Search the data for the word "handle" and copy each line that has it.

Information supplied:
......
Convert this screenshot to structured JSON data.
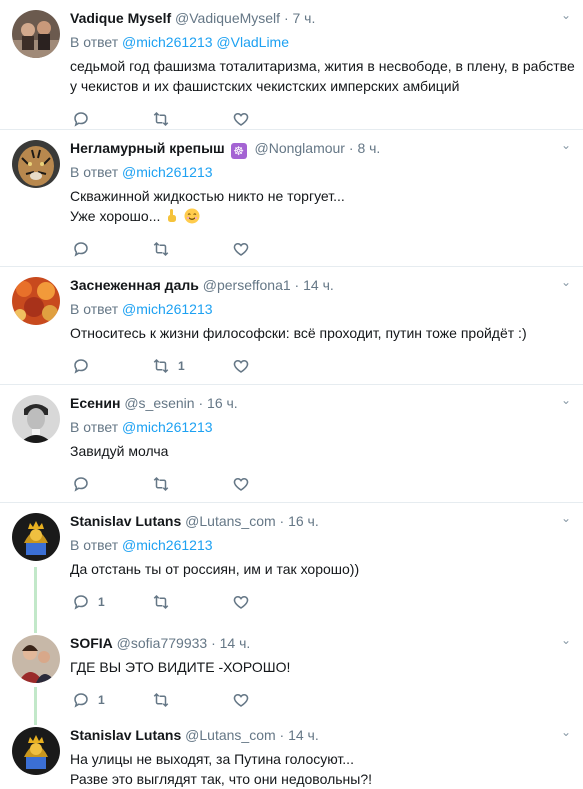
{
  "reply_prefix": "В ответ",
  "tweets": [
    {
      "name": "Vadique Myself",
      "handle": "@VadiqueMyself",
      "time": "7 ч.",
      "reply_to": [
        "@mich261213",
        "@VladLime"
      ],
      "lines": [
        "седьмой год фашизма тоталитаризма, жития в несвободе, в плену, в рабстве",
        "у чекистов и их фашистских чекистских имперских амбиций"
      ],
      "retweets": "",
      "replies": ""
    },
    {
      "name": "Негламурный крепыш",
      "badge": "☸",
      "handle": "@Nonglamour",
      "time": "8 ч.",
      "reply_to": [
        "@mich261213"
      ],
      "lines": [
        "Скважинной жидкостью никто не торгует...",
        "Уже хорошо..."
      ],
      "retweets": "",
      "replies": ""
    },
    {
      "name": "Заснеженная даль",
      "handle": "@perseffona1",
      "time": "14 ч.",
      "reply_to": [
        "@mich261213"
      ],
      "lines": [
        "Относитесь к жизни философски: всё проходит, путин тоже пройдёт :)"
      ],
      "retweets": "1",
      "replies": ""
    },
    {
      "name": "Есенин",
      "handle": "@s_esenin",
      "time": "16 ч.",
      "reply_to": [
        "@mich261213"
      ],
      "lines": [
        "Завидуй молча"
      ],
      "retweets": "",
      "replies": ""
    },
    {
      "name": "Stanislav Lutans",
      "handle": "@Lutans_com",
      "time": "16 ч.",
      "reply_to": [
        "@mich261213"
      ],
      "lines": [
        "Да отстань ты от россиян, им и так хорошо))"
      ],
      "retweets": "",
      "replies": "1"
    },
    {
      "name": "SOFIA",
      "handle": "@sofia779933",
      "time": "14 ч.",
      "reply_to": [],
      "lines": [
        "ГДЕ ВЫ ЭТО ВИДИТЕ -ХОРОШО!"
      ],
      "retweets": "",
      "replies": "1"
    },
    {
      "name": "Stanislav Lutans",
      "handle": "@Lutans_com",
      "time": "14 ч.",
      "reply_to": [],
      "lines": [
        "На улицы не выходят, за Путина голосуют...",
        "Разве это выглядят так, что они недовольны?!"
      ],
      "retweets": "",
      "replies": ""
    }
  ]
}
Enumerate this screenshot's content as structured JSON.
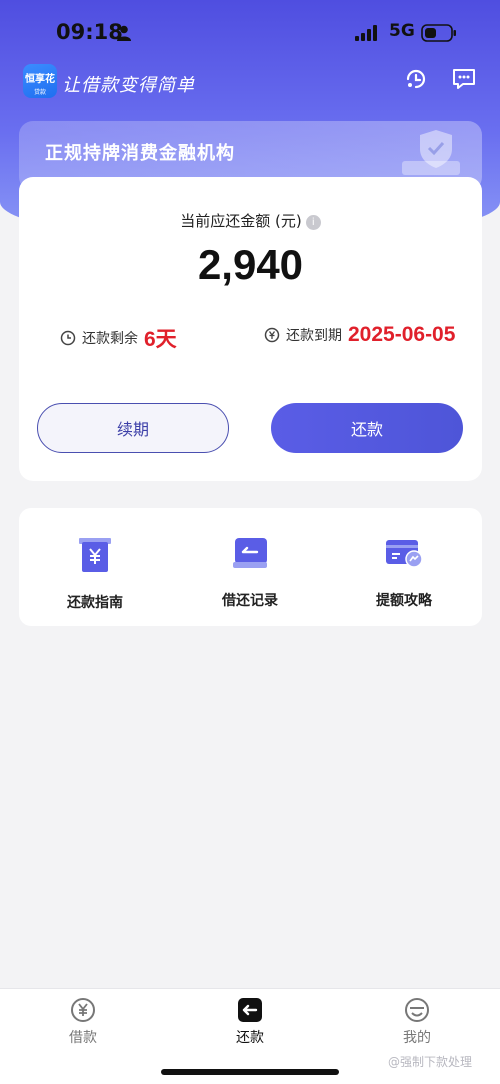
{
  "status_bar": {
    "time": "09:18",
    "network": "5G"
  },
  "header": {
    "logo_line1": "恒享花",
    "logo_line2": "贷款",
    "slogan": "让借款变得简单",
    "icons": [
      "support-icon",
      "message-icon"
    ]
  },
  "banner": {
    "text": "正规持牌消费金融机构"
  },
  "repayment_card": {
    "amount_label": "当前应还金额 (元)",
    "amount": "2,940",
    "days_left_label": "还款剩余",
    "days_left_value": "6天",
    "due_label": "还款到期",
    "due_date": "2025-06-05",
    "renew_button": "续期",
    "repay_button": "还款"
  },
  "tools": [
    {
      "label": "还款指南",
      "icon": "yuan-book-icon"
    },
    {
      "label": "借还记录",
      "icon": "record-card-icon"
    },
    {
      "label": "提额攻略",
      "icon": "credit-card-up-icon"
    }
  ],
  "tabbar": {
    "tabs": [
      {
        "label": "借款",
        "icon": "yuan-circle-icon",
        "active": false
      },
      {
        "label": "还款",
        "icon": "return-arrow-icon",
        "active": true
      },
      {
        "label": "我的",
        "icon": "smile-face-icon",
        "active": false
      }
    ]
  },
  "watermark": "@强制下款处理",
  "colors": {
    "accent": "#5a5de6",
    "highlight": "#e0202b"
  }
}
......
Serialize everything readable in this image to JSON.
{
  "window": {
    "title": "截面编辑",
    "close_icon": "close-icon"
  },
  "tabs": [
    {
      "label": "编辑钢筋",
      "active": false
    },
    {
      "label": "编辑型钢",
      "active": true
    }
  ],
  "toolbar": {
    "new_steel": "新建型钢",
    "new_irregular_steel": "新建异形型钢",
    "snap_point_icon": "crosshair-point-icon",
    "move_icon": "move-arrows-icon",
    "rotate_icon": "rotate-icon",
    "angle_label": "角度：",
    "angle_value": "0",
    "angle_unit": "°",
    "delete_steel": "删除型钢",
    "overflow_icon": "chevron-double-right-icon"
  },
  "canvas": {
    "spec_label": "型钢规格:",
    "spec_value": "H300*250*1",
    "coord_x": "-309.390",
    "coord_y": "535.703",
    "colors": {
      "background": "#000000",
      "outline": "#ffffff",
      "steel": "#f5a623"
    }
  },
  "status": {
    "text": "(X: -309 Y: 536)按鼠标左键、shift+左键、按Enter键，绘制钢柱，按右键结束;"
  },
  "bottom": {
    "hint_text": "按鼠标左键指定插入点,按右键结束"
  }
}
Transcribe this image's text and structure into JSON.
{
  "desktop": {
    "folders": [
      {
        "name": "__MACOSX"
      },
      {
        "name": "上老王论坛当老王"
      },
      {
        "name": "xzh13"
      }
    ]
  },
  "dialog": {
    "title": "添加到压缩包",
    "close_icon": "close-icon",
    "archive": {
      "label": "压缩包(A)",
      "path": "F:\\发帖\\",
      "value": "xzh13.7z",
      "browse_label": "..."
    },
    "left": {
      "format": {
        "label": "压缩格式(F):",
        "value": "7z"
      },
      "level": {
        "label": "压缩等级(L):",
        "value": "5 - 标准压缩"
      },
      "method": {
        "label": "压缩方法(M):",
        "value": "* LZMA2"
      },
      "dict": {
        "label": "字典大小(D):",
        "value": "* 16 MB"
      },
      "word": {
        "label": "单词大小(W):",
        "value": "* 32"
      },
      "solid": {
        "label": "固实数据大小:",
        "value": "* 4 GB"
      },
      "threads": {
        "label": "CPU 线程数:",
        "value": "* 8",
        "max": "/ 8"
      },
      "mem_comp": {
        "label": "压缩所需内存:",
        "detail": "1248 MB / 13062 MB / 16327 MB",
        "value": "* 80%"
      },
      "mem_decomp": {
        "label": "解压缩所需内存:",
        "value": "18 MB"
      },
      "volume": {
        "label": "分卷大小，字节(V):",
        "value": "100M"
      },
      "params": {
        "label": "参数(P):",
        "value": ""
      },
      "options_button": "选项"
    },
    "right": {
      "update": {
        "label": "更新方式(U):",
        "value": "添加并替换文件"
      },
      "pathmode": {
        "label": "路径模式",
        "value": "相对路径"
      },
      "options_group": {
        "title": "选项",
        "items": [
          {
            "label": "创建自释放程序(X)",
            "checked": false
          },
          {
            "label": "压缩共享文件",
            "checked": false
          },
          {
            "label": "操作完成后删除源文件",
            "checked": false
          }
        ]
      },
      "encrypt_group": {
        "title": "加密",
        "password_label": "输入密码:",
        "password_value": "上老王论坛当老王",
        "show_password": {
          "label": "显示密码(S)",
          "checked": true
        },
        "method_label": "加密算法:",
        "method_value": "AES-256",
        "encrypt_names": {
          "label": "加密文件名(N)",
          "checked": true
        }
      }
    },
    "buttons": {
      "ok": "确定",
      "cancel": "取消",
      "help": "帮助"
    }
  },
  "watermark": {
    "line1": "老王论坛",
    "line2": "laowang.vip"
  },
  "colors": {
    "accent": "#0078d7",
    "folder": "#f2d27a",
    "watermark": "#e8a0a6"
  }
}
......
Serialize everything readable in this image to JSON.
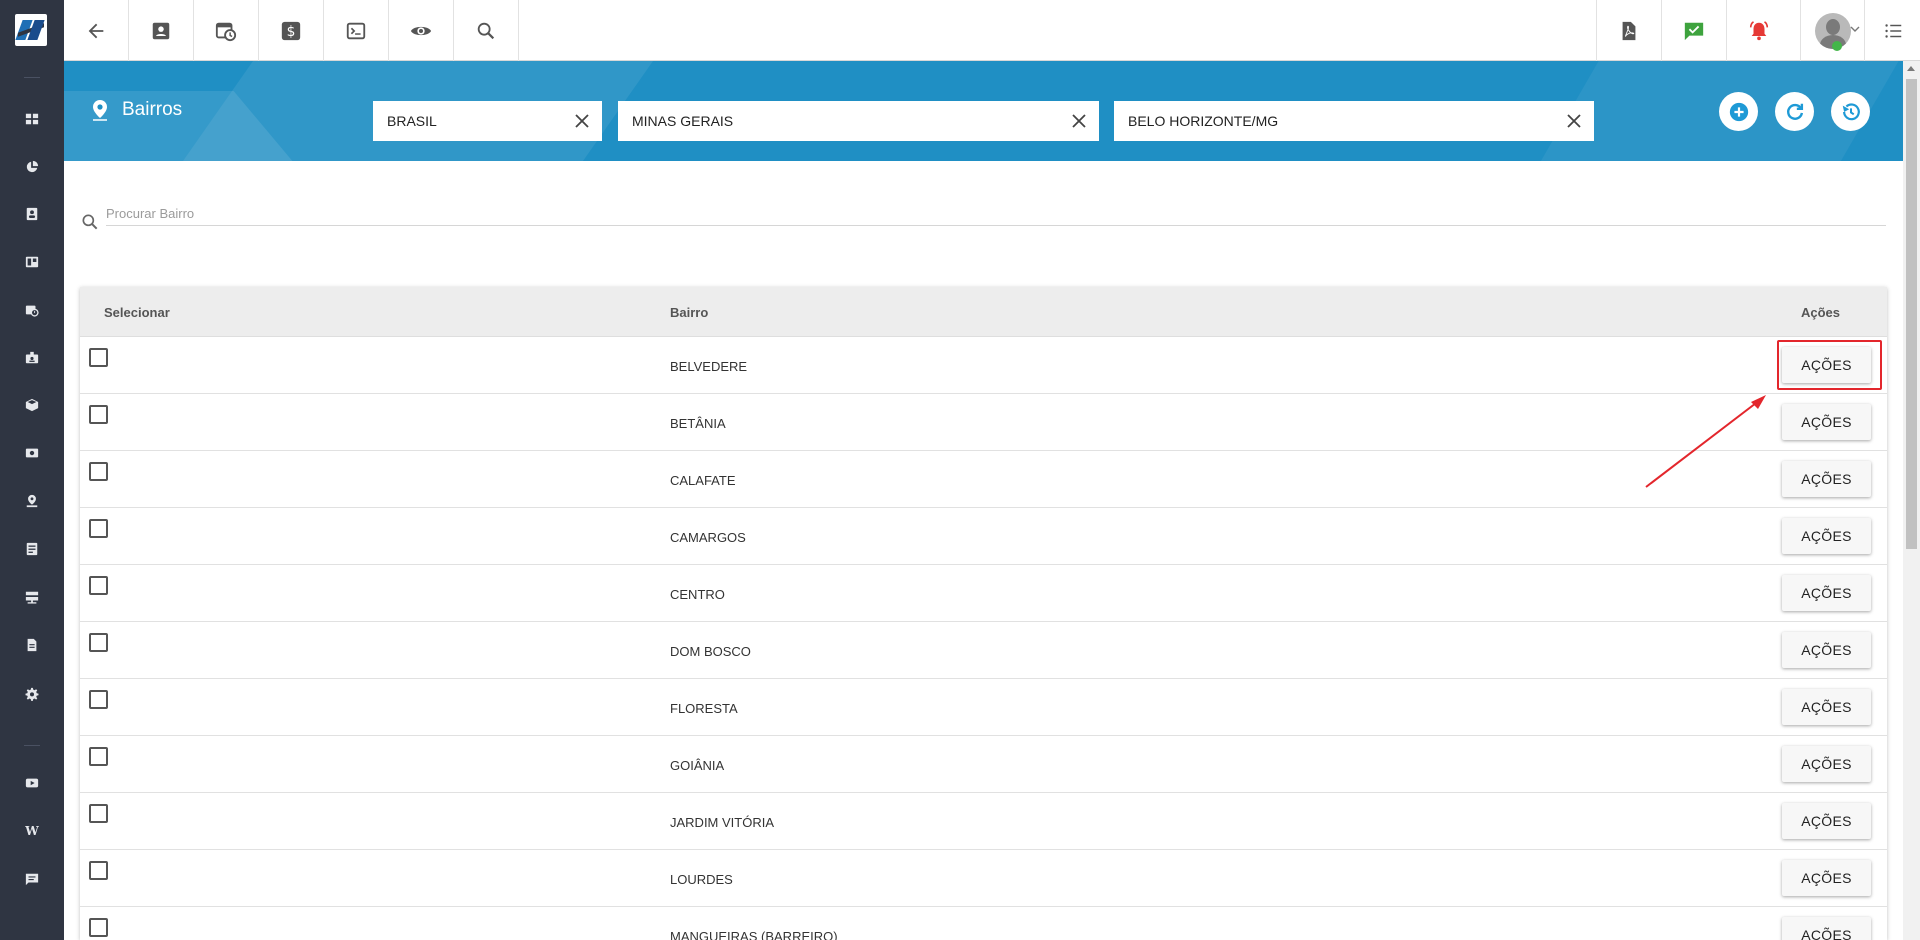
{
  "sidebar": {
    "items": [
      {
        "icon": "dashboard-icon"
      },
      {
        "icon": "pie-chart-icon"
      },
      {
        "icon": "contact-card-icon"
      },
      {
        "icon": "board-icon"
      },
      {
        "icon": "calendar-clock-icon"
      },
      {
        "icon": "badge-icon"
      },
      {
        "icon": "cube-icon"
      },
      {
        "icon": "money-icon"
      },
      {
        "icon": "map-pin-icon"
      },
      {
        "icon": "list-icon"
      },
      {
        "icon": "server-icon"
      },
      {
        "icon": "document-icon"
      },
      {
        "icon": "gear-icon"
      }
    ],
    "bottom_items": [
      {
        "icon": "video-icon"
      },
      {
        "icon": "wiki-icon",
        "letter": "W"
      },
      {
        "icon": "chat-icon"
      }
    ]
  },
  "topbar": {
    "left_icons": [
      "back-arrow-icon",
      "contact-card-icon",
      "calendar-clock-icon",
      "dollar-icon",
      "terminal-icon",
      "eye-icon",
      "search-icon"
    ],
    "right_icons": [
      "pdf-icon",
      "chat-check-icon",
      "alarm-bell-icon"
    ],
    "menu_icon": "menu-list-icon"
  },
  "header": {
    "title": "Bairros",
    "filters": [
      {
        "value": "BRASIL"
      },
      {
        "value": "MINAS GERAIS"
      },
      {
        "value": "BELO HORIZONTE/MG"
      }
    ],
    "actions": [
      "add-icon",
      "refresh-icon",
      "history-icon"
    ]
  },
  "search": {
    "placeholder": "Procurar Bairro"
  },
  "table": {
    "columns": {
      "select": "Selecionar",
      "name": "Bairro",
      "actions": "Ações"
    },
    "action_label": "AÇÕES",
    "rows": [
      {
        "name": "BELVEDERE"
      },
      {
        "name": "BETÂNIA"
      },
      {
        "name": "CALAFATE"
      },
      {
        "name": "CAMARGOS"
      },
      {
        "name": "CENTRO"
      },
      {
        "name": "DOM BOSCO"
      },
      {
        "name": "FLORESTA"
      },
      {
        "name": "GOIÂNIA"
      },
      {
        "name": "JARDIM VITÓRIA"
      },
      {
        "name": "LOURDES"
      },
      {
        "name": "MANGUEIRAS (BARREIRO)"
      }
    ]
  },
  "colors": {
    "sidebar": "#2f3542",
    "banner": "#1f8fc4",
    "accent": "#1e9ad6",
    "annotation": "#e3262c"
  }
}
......
Answer:
      "handle": "@VadiqueMyself",
      "handle": "@Nonglamour",
      "handle": "@perseffona1",
      "handle": "@s_esenin",
      "handle": "@Lutans_com",
      "handle": "@sofia779933",
      "handle": "@Lutans_com",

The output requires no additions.